Arch Sex Behav; 2018 Aug; Stout, Meints, et al

Findings from a recent investigation are consistent with previous studies highlighting that pain during intercourse is related to depressive symptoms in young women. The current study adds to that literature and suggests that more frequent and severe pain during intercourse leads to more loneliness, which then leads to increased depressive symptoms. A total of 104 female participants (85.6% white, 74.03% partnered, aged 20.9 [3.01] years) completed an online survey including demographic information, PROMIS Vaginal Discomfort Measure, PROMIS Depression Measure, and Revised UCLA Loneliness Scale. Researchers found:

  • Pain during intercourse, loneliness, and depressive symptoms were all significantly correlated.
  • Results of the mediation analysis indicated that loneliness was a significant mediator of the relationship between pain during intercourse and depressive symptoms.
  • After accounting for loneliness, pain during intercourse was not significantly related to depressive symptoms, suggesting that loneliness fully mediated the relationship between pain during intercourse and depressive symptoms.

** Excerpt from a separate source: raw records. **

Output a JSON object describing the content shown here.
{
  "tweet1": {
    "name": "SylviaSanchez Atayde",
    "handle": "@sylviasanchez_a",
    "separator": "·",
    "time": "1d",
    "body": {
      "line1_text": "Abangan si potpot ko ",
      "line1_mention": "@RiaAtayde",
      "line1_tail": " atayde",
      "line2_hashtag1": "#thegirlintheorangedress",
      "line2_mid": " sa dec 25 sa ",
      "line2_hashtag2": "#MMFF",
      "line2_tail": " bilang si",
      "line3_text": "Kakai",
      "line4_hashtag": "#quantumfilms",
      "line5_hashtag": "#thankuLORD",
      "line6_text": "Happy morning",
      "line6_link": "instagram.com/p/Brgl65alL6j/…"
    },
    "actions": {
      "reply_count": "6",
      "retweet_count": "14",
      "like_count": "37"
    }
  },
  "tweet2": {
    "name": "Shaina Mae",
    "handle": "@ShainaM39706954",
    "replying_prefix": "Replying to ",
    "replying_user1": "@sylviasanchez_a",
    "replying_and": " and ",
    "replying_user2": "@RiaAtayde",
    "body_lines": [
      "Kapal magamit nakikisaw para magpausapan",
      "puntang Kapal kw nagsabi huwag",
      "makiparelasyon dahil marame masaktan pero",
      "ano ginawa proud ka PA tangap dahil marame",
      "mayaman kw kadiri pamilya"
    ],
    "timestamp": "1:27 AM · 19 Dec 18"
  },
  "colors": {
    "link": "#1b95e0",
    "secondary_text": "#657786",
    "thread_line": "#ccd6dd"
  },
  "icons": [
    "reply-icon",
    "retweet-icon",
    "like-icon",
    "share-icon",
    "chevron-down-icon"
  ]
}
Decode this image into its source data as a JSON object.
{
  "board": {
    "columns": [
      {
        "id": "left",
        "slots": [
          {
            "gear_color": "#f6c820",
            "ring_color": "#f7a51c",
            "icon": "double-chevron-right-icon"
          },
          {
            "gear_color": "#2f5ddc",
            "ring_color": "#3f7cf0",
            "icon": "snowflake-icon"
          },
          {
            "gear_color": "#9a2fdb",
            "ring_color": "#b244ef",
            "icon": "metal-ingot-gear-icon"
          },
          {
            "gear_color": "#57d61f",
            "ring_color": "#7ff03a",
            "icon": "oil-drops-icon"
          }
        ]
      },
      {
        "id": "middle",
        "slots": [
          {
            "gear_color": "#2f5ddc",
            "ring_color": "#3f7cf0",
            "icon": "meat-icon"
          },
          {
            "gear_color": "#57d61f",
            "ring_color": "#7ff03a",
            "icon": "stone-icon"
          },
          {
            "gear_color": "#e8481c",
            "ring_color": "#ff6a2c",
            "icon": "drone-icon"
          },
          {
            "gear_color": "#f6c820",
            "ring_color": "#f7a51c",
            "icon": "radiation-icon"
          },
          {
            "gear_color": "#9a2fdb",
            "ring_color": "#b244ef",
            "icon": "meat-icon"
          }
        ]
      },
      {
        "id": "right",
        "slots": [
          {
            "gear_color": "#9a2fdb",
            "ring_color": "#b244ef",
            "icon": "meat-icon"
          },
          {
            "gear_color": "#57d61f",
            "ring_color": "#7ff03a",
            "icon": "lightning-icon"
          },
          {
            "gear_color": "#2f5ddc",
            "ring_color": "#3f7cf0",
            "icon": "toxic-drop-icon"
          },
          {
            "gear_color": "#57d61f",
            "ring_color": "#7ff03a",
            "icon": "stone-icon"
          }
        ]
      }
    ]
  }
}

Citation:

Stout ME, Meints SM, Hirsh AT. Loneliness mediates the relationship between pain during intercourse and depressive symptoms among young women. Arch Sex Behav. 2018;47(6):1687-1696. doi:10.1007/s10508-017-1138-7.